> EXERCISE PROMPT
Every line of the data below that holds the string "with" needs to be reported.

+++ DATA TO USE +++

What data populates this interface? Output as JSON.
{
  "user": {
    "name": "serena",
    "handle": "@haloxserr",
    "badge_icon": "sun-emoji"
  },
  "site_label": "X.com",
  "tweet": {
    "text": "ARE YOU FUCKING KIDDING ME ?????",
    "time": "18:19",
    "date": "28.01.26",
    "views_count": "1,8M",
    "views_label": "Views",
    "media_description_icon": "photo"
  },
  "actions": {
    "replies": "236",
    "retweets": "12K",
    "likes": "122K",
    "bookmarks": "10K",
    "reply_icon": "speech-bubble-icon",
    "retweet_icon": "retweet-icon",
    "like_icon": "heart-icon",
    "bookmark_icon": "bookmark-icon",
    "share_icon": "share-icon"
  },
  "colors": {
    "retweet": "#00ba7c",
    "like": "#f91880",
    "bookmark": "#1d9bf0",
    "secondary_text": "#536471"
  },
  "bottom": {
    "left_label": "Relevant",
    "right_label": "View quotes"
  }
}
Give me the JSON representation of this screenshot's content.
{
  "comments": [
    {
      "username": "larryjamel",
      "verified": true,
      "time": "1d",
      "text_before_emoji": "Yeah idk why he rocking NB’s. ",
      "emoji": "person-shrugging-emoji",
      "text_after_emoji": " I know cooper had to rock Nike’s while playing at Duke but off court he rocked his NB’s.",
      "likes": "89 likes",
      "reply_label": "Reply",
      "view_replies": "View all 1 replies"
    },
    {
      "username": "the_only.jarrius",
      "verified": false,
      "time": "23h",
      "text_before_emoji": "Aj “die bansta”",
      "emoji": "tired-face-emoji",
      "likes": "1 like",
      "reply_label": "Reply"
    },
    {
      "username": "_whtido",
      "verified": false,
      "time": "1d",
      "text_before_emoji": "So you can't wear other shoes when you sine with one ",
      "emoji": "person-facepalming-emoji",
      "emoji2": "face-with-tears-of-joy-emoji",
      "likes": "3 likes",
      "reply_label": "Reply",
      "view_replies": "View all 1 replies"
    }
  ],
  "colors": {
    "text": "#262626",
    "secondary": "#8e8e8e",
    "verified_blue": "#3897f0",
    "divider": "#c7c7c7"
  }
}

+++
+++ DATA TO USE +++

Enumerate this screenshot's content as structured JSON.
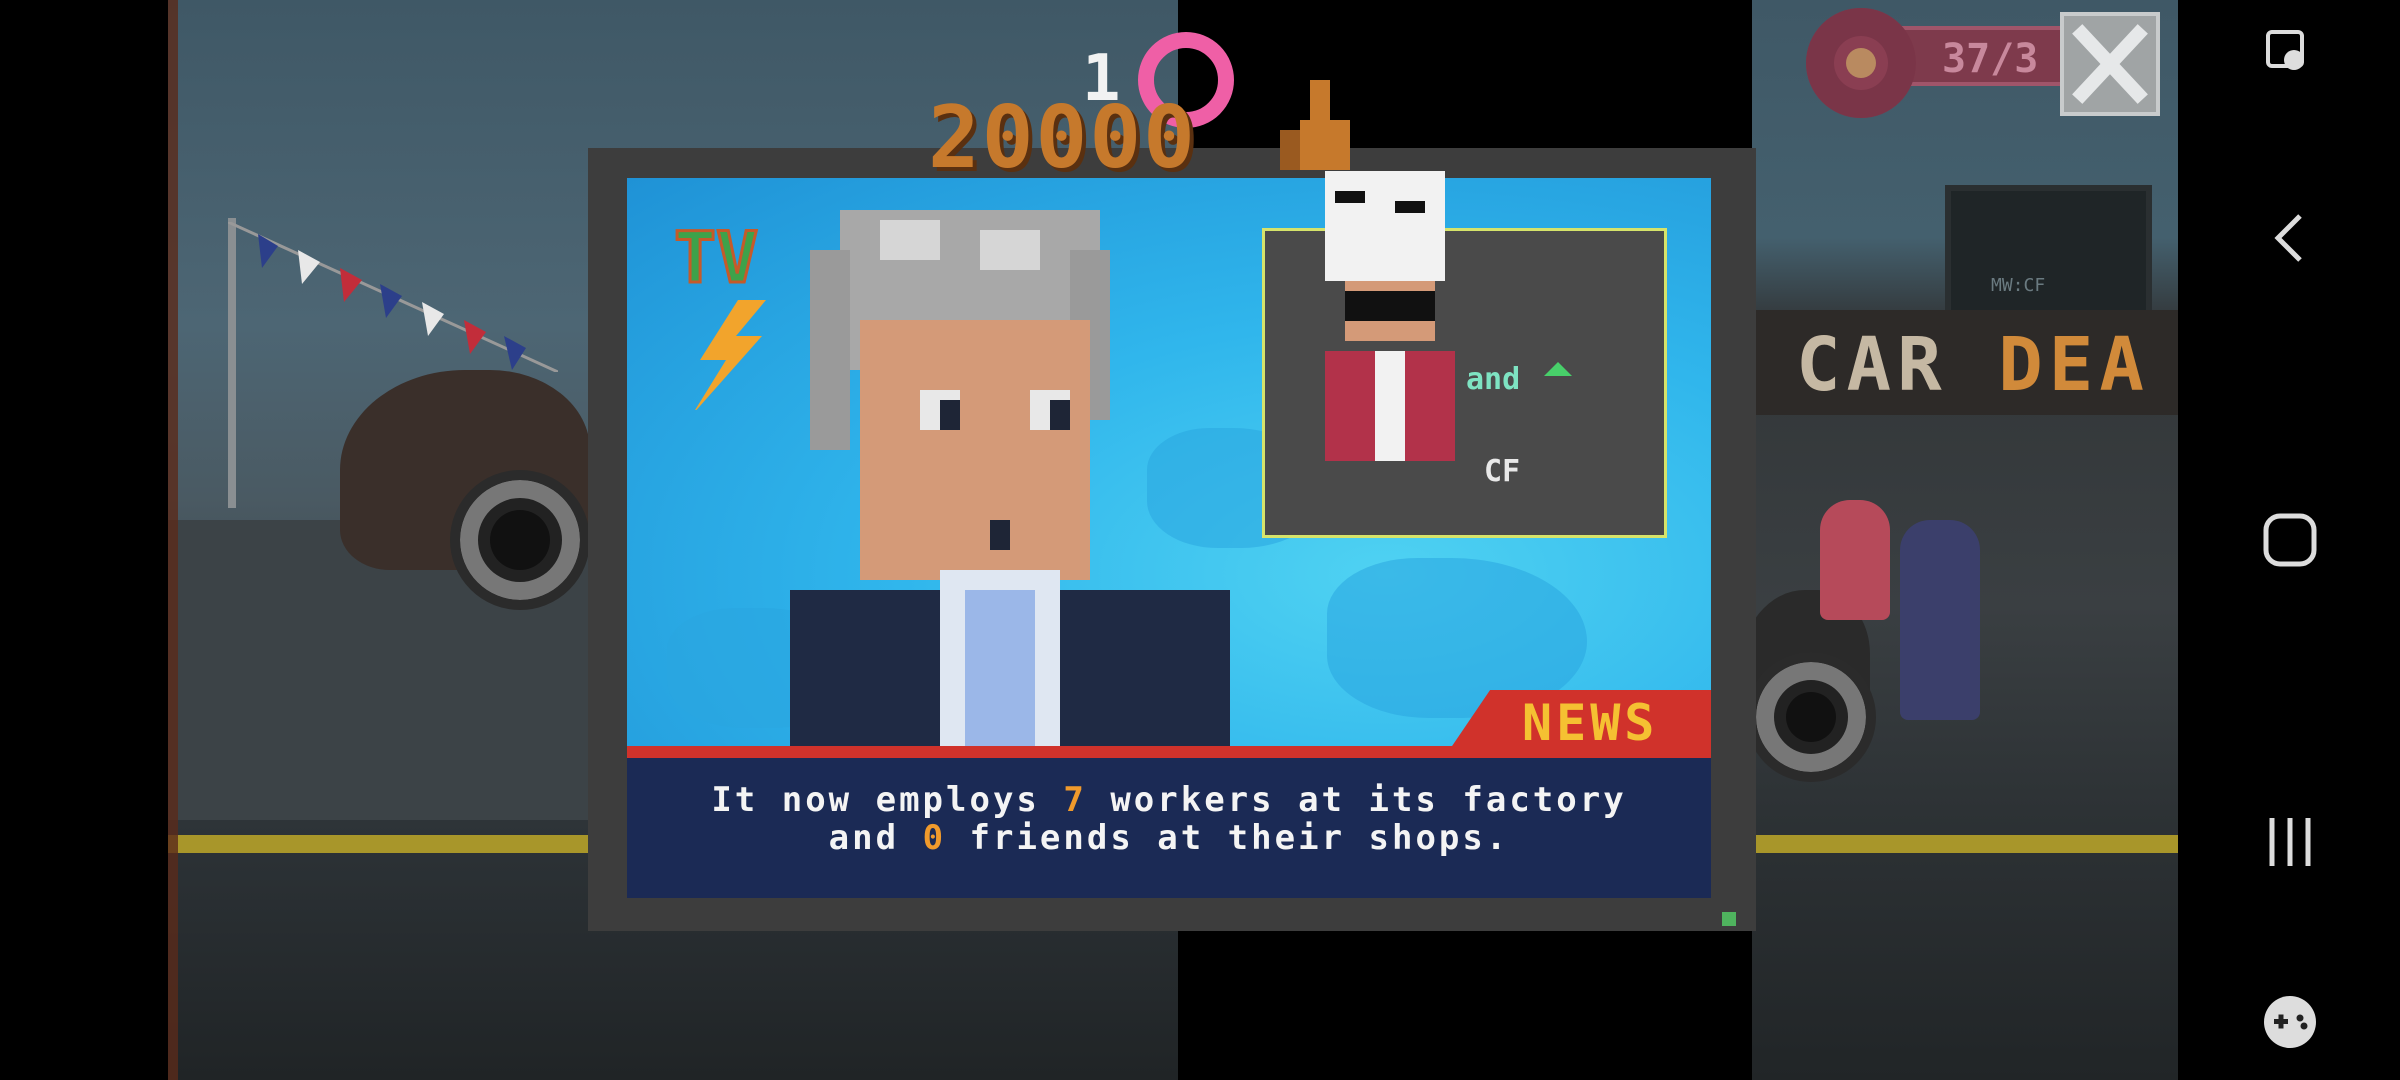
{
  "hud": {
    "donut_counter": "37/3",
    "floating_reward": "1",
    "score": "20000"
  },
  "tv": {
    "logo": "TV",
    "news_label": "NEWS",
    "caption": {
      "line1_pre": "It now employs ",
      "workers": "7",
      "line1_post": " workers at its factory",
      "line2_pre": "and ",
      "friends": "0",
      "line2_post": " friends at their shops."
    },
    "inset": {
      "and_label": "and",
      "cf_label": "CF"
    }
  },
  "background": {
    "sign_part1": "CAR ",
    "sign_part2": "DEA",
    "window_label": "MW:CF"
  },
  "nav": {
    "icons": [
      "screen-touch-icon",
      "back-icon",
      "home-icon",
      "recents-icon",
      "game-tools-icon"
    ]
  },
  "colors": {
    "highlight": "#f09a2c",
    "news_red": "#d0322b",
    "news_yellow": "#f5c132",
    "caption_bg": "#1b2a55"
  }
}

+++

> ANSWER AREA
      "text_before_emoji": "So you can't wear other shoes when you sine with one ",
      "emoji2": "face-with-tears-of-joy-emoji",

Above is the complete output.